THEOS, also known as Thaichote,[2][3] is an earth observation mission of Thailand, developed at EADS Astrium SAS, Toulouse, France. In July 2004, EADS Astrium SAS signed a contract for delivery of THEOS with GISTDA (Geo-Informatics and Space Technology Development Agency) of Bangkok, Thailand. GISTDA is Thailand's leading national organization (i.e., space agency) in the field of space activities and applications. The Thai Ministry of Science and Technology funds the program.

It was launched from Dombarovskiy at 06:37 GMT on 1 October 2008, by a Dnepr rocket.[1] The launch had been delayed several times after clearance for the flight was revoked by down-range countries.[4]

On 24 March 2014, THEOS captured images showing some 300 objects in close proximity to the suspected crash site of Malaysia Airlines Flight MH370, in the Indian Ocean. The discovery was reported by GISTDA on 27 March 2014.[5] The objects have not yet been identified as debris.


THEOS was used to observe natural resources in the country by gathering information to be used by both the government and public for research and mapping. THEOS observation missions are conducted to observe agriculture sites, the production of agricultural crops, forest demolition, forest types, shrimp farms, water pollution from oil leaks, water sources, community areas, illegal farms, disaster areas, and the satellite can also be used for city planning. THEOS also reduces the cost of purchasing satellite images from other countries. Moreover, the information that is gathered from the satellite can also be sold to other countries. Thailand has also gained knowledge and technology for designing and building satellite from the French. In addition, specialists from France also travel to Thailand to teach Thai personnel every year.[6]


THEOS was designed to be a small sized satellite with a mass of 750 kg (include equipment and fuel). It has a hexagonal shape with a height of 2.4 meters and a width of 2 meters (when the solar panel folds). It was launched into low earth orbit in 2008 to an altitude of 822 km and with an inclination of 98 degrees. It is equipped with optical imagery which can observe in the visible band to near infrared. Its mission duration is expected to be at least 5 years.[7]

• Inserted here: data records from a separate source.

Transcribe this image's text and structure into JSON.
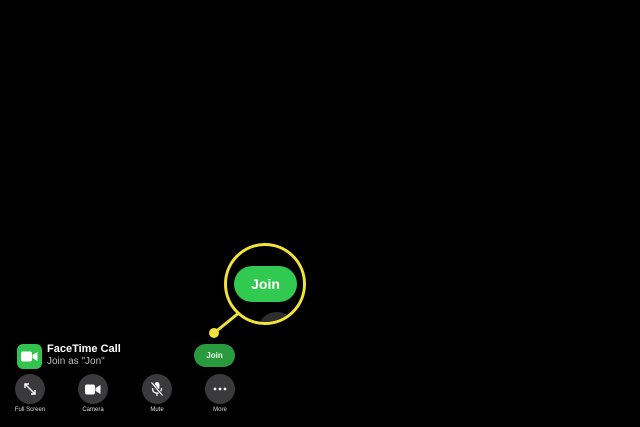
{
  "callout": {
    "join_label": "Join"
  },
  "notification": {
    "title": "FaceTime Call",
    "subtitle": "Join as \"Jon\"",
    "join_label": "Join",
    "icon": "facetime-video-icon"
  },
  "controls": [
    {
      "label": "Full Screen",
      "icon": "expand-arrows-icon"
    },
    {
      "label": "Camera",
      "icon": "camera-icon"
    },
    {
      "label": "Mute",
      "icon": "mic-slash-icon"
    },
    {
      "label": "More",
      "icon": "ellipsis-icon"
    }
  ],
  "colors": {
    "background": "#000000",
    "accent_green": "#31c94f",
    "highlight_yellow": "#f2e33b",
    "button_gray": "#3a3a3c"
  }
}
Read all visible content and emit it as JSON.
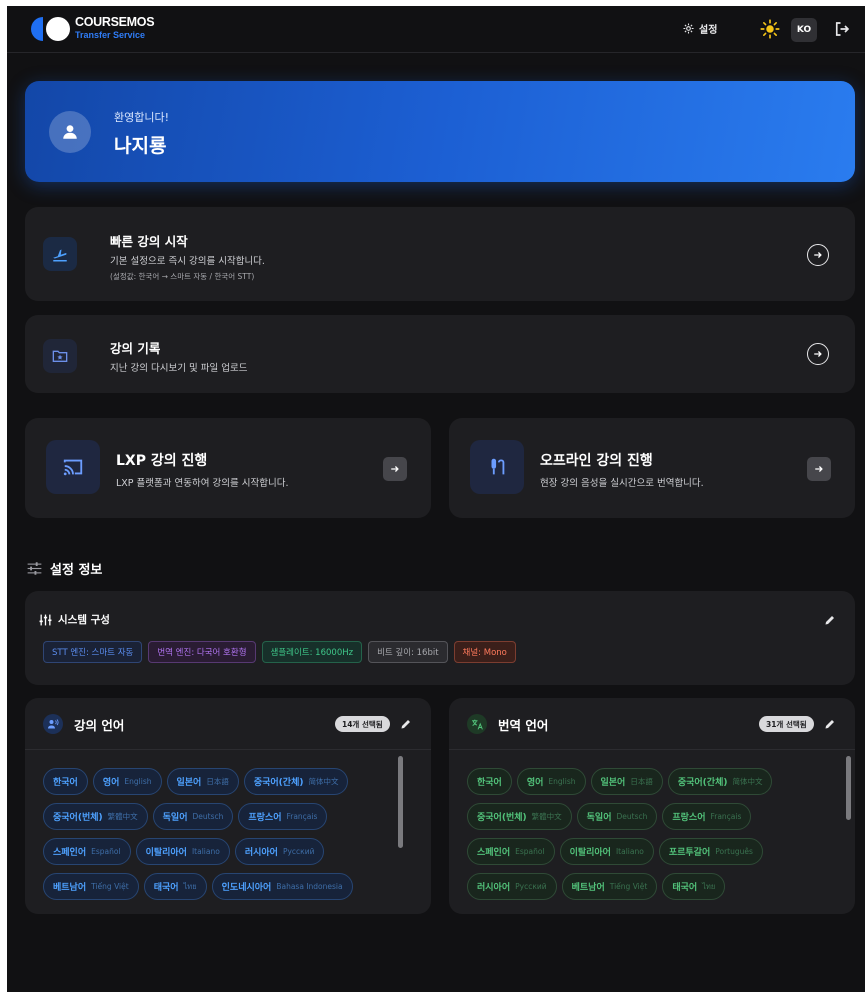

  1. ^ a b "Russia launches Thai satellite on converted missile". RIA Novosti. 2008-10-01. 
  2. ^ GISTDA. "Thaichote, the first Thai earth observation satellite". Retrieved 2012-09-06. 
  3. ^ NSTDA (2012-03-08). "ดาวเทียมไทยโชต": นามพระราชทาน (in Thai). Retrieved 2012-09-06. 
  4. ^ Oberg, Jim (2008-08-22). "Russian Rocket: All Fueled Up, But No Place to Fly". 
  5. ^ "Thaichote satellite detects debris". The Nation. 2014-03-27. 
  6. ^ Administrator. "ความเป็นมาของโครงการ". Retrieved 2016-05-12. 
  7. ^ Administrator. "รายละเอียดดาวเทียม". Retrieved 2016-05-12.